Parshas Mikeitz

Rabbi Gidon Goldberg's picture

Dear Parents,

This has been a week of tremendous celebration at the school. The festivities included the annual Mishmar Chanukah mesiba with divrei Torah, a delicious seudah, and dancing. The annual NEAT Chagiga was an evening of song, dance, fun booths, and refreshment, for the entire community. NEAT also celebrated Chanukah with a variety of special programs, parties, and an ice skating trip. The annual PHDS Chanukah Program featured a choir, play, and video. The Kindergarten play was well-choreographed and parents were able to see their children, in various costumes, perform songs and drama. Our Pre-K enjoyed a special program at which parents assisted their children in working on a variety of special Chanukah Projects. PHDS Student Council organized special programs and treats for every day of Chanukah. I would like to thank the entire teaching staff and administration for all their efforts in organizing such a meaningful week of Chanukah celebrations. (For additional details on the events, please see the corresponding newsletter articles.)

Why do we celebrate Chanukah with a variety of seudos and parties? At the middle school mesiba, I shared a dvar Torah from Rabbi David Begoun. He writes that although we generally relate to the holiday of Chanukah as being of Rabbinic origin, the Chasam Sofer explains that the obligation to establish a festival on the day on which a miracle occurred is, in fact, a Torah requirement. The Chasam Sofer writes, “…Therefore observing the days of Purim and Chanukah is indeed a Torah obligation, and one who fails to do so is nullifying a positive precept in the Torah. It is a long-standing Jewish custom to hold celebratory meals during Chanukah to provide an opportunity to sing and recite praises to G-d for the miracles He performed on our behalf.”

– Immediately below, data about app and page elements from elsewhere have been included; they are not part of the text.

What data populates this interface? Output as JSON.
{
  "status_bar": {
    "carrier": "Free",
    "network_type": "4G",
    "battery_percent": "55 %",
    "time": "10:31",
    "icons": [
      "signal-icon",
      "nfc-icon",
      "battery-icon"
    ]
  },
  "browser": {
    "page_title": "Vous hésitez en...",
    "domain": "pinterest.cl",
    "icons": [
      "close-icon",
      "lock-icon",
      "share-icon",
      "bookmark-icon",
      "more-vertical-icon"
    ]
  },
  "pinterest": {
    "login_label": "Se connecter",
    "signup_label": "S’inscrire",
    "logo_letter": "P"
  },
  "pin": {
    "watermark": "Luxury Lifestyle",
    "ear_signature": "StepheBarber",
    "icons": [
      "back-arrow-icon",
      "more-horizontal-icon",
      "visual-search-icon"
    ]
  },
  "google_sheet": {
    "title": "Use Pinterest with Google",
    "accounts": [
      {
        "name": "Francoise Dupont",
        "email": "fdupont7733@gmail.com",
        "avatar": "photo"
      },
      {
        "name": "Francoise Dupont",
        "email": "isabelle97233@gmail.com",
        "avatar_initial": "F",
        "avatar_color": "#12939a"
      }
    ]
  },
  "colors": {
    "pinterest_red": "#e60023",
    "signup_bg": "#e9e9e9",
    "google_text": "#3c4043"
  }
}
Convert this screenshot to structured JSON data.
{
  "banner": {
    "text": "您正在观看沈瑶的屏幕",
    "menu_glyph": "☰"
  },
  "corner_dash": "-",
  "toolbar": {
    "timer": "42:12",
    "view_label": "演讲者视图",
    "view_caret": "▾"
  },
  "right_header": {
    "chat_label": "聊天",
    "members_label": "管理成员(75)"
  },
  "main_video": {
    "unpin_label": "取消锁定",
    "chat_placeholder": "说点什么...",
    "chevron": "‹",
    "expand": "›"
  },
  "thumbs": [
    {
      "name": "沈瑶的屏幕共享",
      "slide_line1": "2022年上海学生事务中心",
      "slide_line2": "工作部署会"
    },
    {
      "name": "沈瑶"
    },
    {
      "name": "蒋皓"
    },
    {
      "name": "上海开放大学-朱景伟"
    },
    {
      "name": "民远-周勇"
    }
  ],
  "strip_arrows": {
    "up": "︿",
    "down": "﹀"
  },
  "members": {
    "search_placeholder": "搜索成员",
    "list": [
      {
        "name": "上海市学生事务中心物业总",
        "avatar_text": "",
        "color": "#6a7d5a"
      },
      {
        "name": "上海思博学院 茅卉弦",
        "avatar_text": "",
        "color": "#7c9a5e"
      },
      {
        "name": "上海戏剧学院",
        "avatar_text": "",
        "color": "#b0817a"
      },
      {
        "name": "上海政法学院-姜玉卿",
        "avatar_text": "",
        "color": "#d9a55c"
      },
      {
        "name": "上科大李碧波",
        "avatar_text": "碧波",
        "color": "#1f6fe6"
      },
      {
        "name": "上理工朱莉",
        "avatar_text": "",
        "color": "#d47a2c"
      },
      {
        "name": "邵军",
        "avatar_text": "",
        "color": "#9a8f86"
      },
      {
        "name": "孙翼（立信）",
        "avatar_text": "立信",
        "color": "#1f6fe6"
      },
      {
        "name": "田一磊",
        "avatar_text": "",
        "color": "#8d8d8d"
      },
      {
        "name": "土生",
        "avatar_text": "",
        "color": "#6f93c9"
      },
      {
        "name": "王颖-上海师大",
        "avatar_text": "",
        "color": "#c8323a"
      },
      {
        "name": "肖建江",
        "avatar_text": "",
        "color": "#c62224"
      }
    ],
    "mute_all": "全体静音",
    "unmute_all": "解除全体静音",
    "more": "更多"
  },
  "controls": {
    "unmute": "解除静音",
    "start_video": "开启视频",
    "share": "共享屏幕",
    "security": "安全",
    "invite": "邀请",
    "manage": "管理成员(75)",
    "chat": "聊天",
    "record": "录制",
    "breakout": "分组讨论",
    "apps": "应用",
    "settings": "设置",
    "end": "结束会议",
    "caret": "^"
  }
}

This custom has its origins in the Torah laws of the peace-offerings brought in the Bais Hamikdash. The general law is that the person bringing the offering is allowed two days and one night to consume its meat. The exception is one who brings a thanksgiving offering for surviving a life-threatening crisis, who is allotted only until midnight of the same day to eat the meat and its forty accompanying loaves. This, the Abarbanel (Rabbi Don Yitzchak Abarbanel of Lisbon; 1437-1508; Torah scholar, financier, Spanish Royal Minister, Kabbalist and leader of the Spanish Jewish community) explains, serves to publicize the miracle that the individual experienced: “As it is impossible for him to consume that volume in such a limited time, he will be forced to invite friends and neighbors to participate in the feast. Throughout the course of the meal the guests are bound to inquire as to the events that warranted this banquet, and the host will inevitably detail the miracles and wonders that G-d performed on his behalf.” Were he allowed two days and a night to consume the offering, as is the case with all other peace-offerings, the miraculous events would likely go unknown.

In this sense, holding festive Chanukah meals and mesibos becomes a means for broadcasting the awesome events that occurred and, according to the Chasam Sofer, is considered to be the fulfillment of a Torah commandment.

We at PHDS and our community as a whole have so much to be thankful for to Hashem. Hopefully, this Chanukah offered our students a glimpse into the importance of Chanukah and of thanking Hashem daily for all that he does for us.
Good Shabbos, and enjoy your Chanukah break with your family!

Rabbi Peretz Scheinerman